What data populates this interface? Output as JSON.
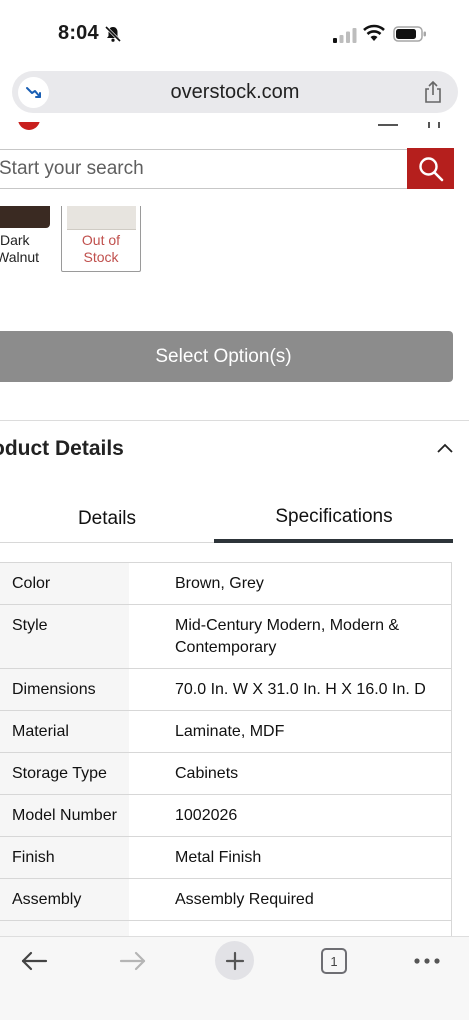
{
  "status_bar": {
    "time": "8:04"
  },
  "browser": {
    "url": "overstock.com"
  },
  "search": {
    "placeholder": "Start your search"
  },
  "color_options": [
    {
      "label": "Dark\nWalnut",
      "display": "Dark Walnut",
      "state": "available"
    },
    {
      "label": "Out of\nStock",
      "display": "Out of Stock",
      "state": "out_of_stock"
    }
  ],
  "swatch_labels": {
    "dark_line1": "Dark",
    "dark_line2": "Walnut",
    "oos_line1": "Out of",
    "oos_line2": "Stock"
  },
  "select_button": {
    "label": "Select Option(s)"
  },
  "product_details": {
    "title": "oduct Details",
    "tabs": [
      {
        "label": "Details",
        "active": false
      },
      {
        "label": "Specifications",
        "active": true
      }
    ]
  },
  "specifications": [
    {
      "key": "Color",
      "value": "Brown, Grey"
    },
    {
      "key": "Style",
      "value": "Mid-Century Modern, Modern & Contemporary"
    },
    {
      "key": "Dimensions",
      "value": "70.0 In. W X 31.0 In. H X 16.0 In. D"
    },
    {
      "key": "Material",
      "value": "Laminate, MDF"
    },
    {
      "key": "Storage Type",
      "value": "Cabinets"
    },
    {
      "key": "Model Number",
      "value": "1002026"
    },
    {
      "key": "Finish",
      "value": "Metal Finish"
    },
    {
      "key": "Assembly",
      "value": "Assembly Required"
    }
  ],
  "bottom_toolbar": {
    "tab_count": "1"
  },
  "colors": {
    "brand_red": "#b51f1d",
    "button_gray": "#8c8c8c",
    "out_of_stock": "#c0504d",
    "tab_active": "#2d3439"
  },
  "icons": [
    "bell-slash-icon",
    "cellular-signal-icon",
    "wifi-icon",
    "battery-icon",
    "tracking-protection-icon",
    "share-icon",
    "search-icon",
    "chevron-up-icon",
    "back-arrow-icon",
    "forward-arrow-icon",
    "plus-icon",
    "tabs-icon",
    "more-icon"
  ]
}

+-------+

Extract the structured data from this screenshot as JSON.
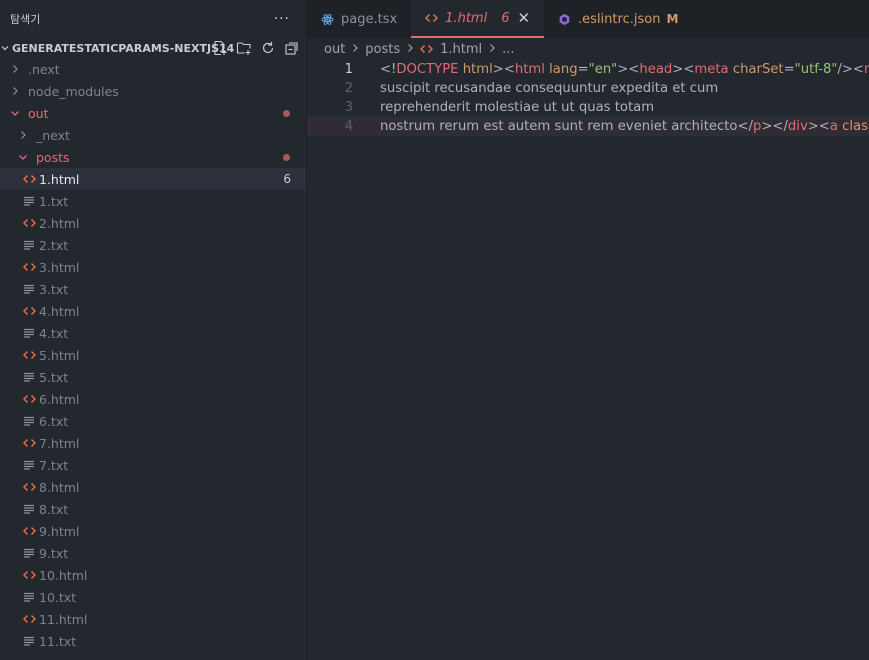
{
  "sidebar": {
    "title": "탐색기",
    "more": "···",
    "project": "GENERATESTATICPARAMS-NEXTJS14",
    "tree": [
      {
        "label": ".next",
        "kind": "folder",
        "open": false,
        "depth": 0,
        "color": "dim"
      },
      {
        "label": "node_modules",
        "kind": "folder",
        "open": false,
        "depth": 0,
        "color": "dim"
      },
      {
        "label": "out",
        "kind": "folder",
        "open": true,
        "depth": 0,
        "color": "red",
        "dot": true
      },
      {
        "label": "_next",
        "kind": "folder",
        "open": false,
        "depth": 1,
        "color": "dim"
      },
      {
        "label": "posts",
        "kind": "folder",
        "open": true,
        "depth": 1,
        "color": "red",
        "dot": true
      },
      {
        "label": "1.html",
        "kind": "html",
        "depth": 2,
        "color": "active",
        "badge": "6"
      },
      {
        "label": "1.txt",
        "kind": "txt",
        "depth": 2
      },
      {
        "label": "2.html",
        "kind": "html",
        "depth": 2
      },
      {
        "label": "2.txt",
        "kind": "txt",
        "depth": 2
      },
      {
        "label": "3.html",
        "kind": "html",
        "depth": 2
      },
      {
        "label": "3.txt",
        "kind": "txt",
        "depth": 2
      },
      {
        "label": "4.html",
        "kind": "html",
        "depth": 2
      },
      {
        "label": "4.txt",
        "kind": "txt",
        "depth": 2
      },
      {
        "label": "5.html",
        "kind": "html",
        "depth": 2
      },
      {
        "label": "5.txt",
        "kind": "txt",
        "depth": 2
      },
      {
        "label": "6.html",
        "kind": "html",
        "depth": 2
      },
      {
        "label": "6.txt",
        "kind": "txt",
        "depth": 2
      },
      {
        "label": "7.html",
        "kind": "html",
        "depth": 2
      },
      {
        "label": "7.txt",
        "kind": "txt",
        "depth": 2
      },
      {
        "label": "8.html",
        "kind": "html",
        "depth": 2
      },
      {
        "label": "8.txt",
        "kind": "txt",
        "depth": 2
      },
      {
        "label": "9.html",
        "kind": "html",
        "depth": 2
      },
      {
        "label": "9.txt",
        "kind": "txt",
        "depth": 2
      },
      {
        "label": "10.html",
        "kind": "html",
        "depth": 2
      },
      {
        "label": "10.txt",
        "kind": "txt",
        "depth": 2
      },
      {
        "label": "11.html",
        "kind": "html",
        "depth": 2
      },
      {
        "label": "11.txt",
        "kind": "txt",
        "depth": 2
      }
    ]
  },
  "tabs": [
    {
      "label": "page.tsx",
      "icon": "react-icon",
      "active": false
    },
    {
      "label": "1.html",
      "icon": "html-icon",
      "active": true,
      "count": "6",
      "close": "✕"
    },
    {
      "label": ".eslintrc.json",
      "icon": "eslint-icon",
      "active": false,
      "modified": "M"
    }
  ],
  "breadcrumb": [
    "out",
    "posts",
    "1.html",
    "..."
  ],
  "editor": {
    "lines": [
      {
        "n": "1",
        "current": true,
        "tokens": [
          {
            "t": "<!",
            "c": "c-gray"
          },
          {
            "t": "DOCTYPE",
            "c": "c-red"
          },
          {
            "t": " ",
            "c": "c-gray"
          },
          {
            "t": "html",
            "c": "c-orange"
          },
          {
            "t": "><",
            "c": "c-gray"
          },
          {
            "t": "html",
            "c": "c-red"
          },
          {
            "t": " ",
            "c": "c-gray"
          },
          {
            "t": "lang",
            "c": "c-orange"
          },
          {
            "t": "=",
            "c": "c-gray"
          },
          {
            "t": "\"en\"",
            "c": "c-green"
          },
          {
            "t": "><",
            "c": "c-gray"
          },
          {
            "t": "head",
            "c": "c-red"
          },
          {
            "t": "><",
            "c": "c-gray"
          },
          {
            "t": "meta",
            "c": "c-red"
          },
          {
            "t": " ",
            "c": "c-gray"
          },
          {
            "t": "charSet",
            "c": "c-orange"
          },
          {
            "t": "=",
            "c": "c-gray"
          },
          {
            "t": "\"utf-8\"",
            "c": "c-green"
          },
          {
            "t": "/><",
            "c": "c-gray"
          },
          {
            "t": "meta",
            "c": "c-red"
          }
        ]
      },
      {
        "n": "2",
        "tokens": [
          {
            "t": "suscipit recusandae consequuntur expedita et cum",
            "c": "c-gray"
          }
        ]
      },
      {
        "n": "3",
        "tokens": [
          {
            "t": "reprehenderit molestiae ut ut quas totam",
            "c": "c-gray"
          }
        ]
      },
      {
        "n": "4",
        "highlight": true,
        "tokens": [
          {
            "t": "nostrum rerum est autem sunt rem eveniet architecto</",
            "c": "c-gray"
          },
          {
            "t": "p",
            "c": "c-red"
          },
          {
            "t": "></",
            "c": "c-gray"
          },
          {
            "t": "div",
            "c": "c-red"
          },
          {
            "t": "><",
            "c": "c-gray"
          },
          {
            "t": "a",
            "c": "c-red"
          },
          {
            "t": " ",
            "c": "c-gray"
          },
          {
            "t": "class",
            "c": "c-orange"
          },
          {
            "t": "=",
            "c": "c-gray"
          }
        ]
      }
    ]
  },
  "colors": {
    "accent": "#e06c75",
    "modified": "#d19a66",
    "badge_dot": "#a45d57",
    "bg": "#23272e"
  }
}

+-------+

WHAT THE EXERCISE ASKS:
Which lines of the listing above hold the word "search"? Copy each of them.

REPLY TO THE EXERCISE:
  "search": {
    "placeholder": "Start your search"
    "search-icon",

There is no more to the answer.